# PROBLEM
Every record needs to come back as written, except for the pictures.

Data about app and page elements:
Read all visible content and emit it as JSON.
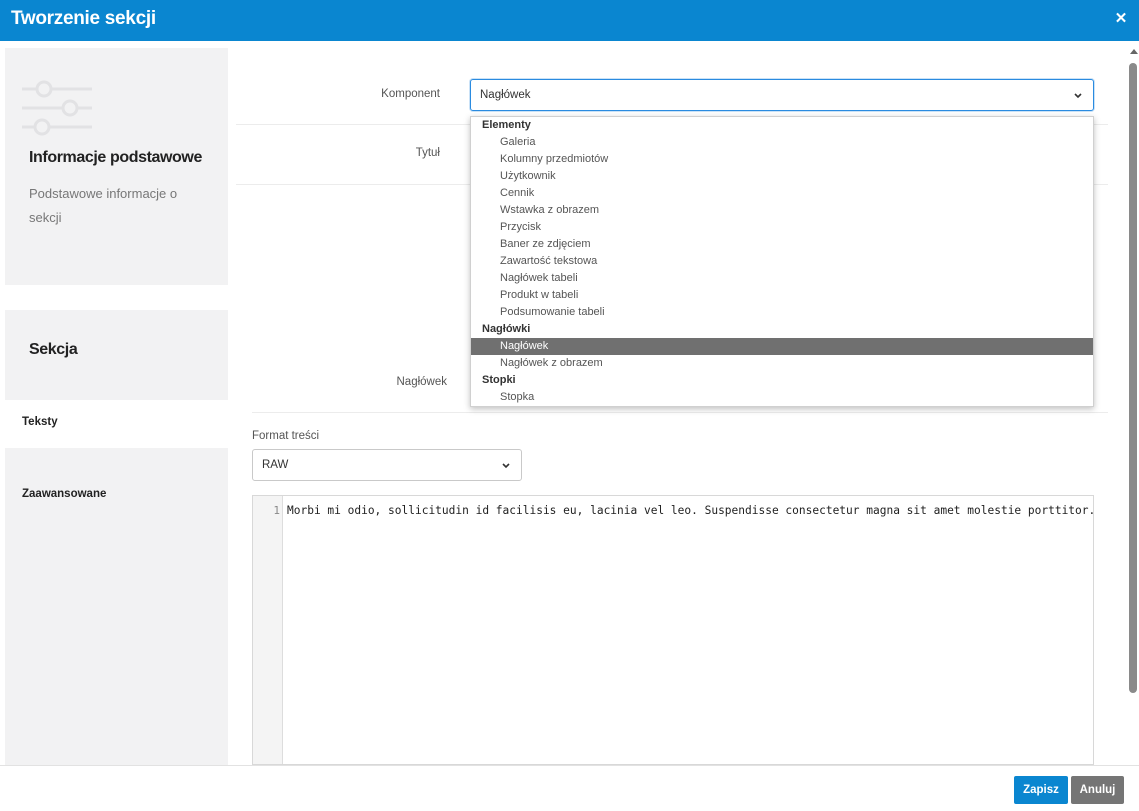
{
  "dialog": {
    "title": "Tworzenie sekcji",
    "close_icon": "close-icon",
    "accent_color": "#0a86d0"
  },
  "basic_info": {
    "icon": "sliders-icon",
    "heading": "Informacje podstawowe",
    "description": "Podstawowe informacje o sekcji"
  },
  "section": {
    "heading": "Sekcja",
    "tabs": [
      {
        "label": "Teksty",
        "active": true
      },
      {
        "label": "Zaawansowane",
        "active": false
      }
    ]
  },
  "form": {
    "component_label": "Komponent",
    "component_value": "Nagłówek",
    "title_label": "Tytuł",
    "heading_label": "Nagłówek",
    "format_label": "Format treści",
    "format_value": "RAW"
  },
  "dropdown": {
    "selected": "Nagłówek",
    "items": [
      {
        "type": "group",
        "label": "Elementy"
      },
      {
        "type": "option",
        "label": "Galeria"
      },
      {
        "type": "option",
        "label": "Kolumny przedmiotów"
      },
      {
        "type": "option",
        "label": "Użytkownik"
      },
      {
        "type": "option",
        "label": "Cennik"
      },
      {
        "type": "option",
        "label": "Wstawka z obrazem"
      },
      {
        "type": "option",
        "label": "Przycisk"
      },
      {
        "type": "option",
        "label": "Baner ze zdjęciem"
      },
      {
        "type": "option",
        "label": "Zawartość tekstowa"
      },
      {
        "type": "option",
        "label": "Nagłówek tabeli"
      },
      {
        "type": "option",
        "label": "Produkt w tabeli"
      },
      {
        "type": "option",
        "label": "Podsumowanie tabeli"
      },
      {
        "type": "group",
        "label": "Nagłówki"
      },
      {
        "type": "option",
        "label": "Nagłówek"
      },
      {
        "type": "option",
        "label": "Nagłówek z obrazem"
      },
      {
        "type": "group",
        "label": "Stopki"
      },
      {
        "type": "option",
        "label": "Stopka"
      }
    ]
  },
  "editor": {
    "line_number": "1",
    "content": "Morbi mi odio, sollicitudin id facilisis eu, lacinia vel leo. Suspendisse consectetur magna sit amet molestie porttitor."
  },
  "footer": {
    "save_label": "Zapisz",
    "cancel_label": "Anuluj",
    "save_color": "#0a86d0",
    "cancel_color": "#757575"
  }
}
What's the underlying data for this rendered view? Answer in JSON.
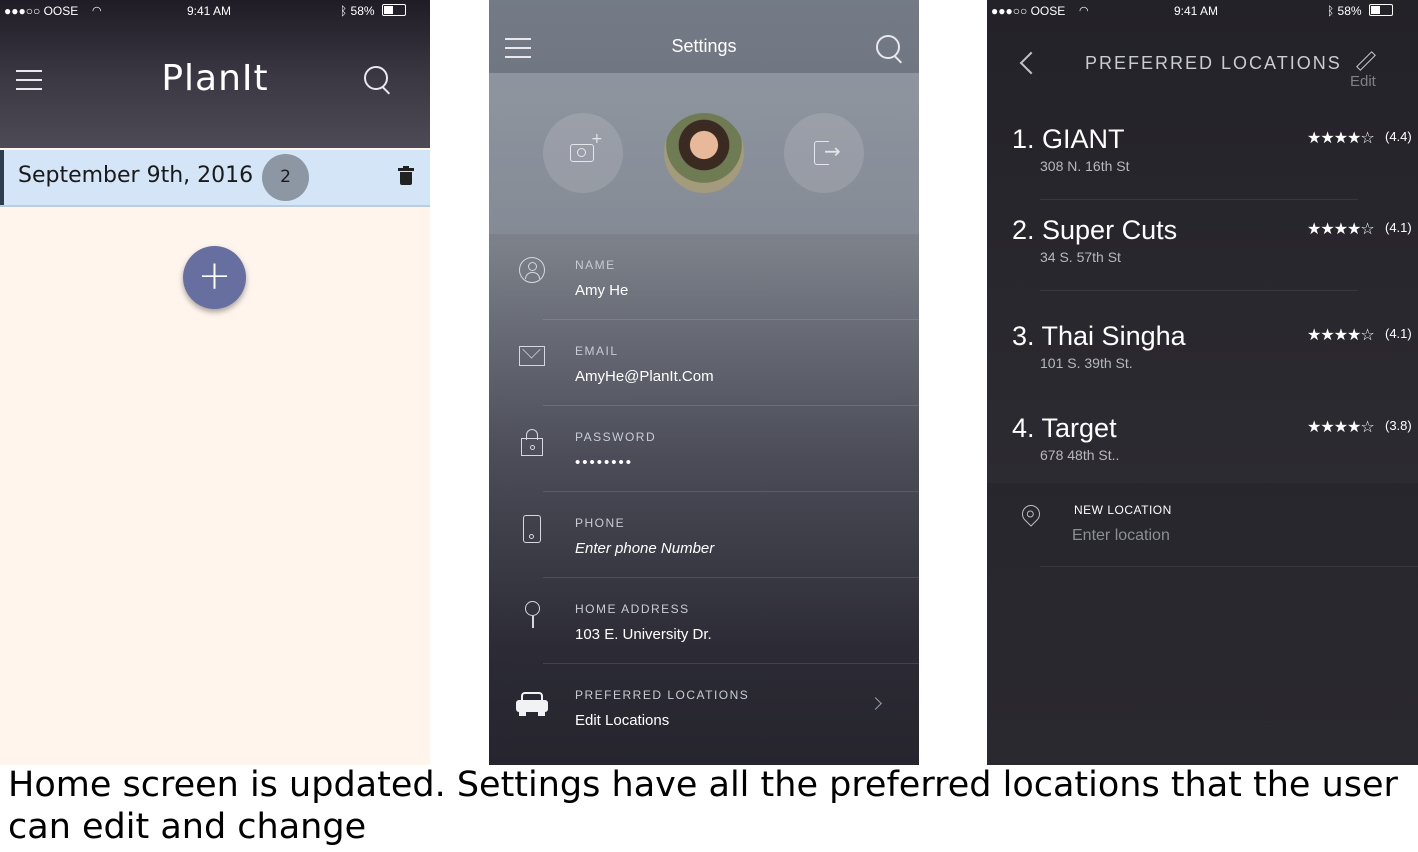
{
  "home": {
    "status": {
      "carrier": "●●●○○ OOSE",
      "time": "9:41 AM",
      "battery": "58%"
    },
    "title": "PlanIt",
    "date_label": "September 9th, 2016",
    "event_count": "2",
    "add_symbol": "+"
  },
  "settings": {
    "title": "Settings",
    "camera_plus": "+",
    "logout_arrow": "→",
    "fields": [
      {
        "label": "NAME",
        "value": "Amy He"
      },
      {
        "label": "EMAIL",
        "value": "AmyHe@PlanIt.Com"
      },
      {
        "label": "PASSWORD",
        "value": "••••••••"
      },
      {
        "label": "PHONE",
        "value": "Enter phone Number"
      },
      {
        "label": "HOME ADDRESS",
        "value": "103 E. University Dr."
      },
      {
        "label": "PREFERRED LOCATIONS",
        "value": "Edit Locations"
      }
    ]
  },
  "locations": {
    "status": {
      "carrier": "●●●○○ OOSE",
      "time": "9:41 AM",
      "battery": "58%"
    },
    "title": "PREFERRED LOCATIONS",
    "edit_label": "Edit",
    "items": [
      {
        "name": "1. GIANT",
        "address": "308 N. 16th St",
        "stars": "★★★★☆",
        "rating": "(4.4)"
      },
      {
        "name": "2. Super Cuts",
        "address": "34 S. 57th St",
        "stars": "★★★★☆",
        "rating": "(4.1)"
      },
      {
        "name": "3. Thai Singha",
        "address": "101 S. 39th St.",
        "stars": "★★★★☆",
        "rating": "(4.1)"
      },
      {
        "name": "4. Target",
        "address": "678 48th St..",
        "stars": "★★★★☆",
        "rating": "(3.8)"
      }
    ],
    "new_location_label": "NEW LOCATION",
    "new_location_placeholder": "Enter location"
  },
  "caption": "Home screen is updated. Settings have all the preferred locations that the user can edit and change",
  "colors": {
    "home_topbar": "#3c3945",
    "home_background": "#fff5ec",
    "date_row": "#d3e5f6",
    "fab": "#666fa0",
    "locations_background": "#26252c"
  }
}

# OUTPUT OF THE TASK
Read all visible content and emit it as JSON.
{
  "dialog": {
    "title": "Tworzenie sekcji",
    "close_icon": "close-icon",
    "accent_color": "#0a86d0"
  },
  "basic_info": {
    "icon": "sliders-icon",
    "heading": "Informacje podstawowe",
    "description": "Podstawowe informacje o sekcji"
  },
  "section": {
    "heading": "Sekcja",
    "tabs": [
      {
        "label": "Teksty",
        "active": true
      },
      {
        "label": "Zaawansowane",
        "active": false
      }
    ]
  },
  "form": {
    "component_label": "Komponent",
    "component_value": "Nagłówek",
    "title_label": "Tytuł",
    "heading_label": "Nagłówek",
    "format_label": "Format treści",
    "format_value": "RAW"
  },
  "dropdown": {
    "selected": "Nagłówek",
    "items": [
      {
        "type": "group",
        "label": "Elementy"
      },
      {
        "type": "option",
        "label": "Galeria"
      },
      {
        "type": "option",
        "label": "Kolumny przedmiotów"
      },
      {
        "type": "option",
        "label": "Użytkownik"
      },
      {
        "type": "option",
        "label": "Cennik"
      },
      {
        "type": "option",
        "label": "Wstawka z obrazem"
      },
      {
        "type": "option",
        "label": "Przycisk"
      },
      {
        "type": "option",
        "label": "Baner ze zdjęciem"
      },
      {
        "type": "option",
        "label": "Zawartość tekstowa"
      },
      {
        "type": "option",
        "label": "Nagłówek tabeli"
      },
      {
        "type": "option",
        "label": "Produkt w tabeli"
      },
      {
        "type": "option",
        "label": "Podsumowanie tabeli"
      },
      {
        "type": "group",
        "label": "Nagłówki"
      },
      {
        "type": "option",
        "label": "Nagłówek"
      },
      {
        "type": "option",
        "label": "Nagłówek z obrazem"
      },
      {
        "type": "group",
        "label": "Stopki"
      },
      {
        "type": "option",
        "label": "Stopka"
      }
    ]
  },
  "editor": {
    "line_number": "1",
    "content": "Morbi mi odio, sollicitudin id facilisis eu, lacinia vel leo. Suspendisse consectetur magna sit amet molestie porttitor."
  },
  "footer": {
    "save_label": "Zapisz",
    "cancel_label": "Anuluj",
    "save_color": "#0a86d0",
    "cancel_color": "#757575"
  }
}
What's the underlying data for this rendered view? Answer in JSON.
{
  "home": {
    "status": {
      "carrier": "●●●○○ OOSE",
      "time": "9:41 AM",
      "battery": "58%"
    },
    "title": "PlanIt",
    "date_label": "September 9th, 2016",
    "event_count": "2",
    "add_symbol": "+"
  },
  "settings": {
    "title": "Settings",
    "camera_plus": "+",
    "logout_arrow": "→",
    "fields": [
      {
        "label": "NAME",
        "value": "Amy He"
      },
      {
        "label": "EMAIL",
        "value": "AmyHe@PlanIt.Com"
      },
      {
        "label": "PASSWORD",
        "value": "••••••••"
      },
      {
        "label": "PHONE",
        "value": "Enter phone Number"
      },
      {
        "label": "HOME ADDRESS",
        "value": "103 E. University Dr."
      },
      {
        "label": "PREFERRED LOCATIONS",
        "value": "Edit Locations"
      }
    ]
  },
  "locations": {
    "status": {
      "carrier": "●●●○○ OOSE",
      "time": "9:41 AM",
      "battery": "58%"
    },
    "title": "PREFERRED LOCATIONS",
    "edit_label": "Edit",
    "items": [
      {
        "name": "1. GIANT",
        "address": "308 N. 16th St",
        "stars": "★★★★☆",
        "rating": "(4.4)"
      },
      {
        "name": "2. Super Cuts",
        "address": "34 S. 57th St",
        "stars": "★★★★☆",
        "rating": "(4.1)"
      },
      {
        "name": "3. Thai Singha",
        "address": "101 S. 39th St.",
        "stars": "★★★★☆",
        "rating": "(4.1)"
      },
      {
        "name": "4. Target",
        "address": "678 48th St..",
        "stars": "★★★★☆",
        "rating": "(3.8)"
      }
    ],
    "new_location_label": "NEW LOCATION",
    "new_location_placeholder": "Enter location"
  },
  "caption": "Home screen is updated. Settings have all the preferred locations that the user can edit and change",
  "colors": {
    "home_topbar": "#3c3945",
    "home_background": "#fff5ec",
    "date_row": "#d3e5f6",
    "fab": "#666fa0",
    "locations_background": "#26252c"
  }
}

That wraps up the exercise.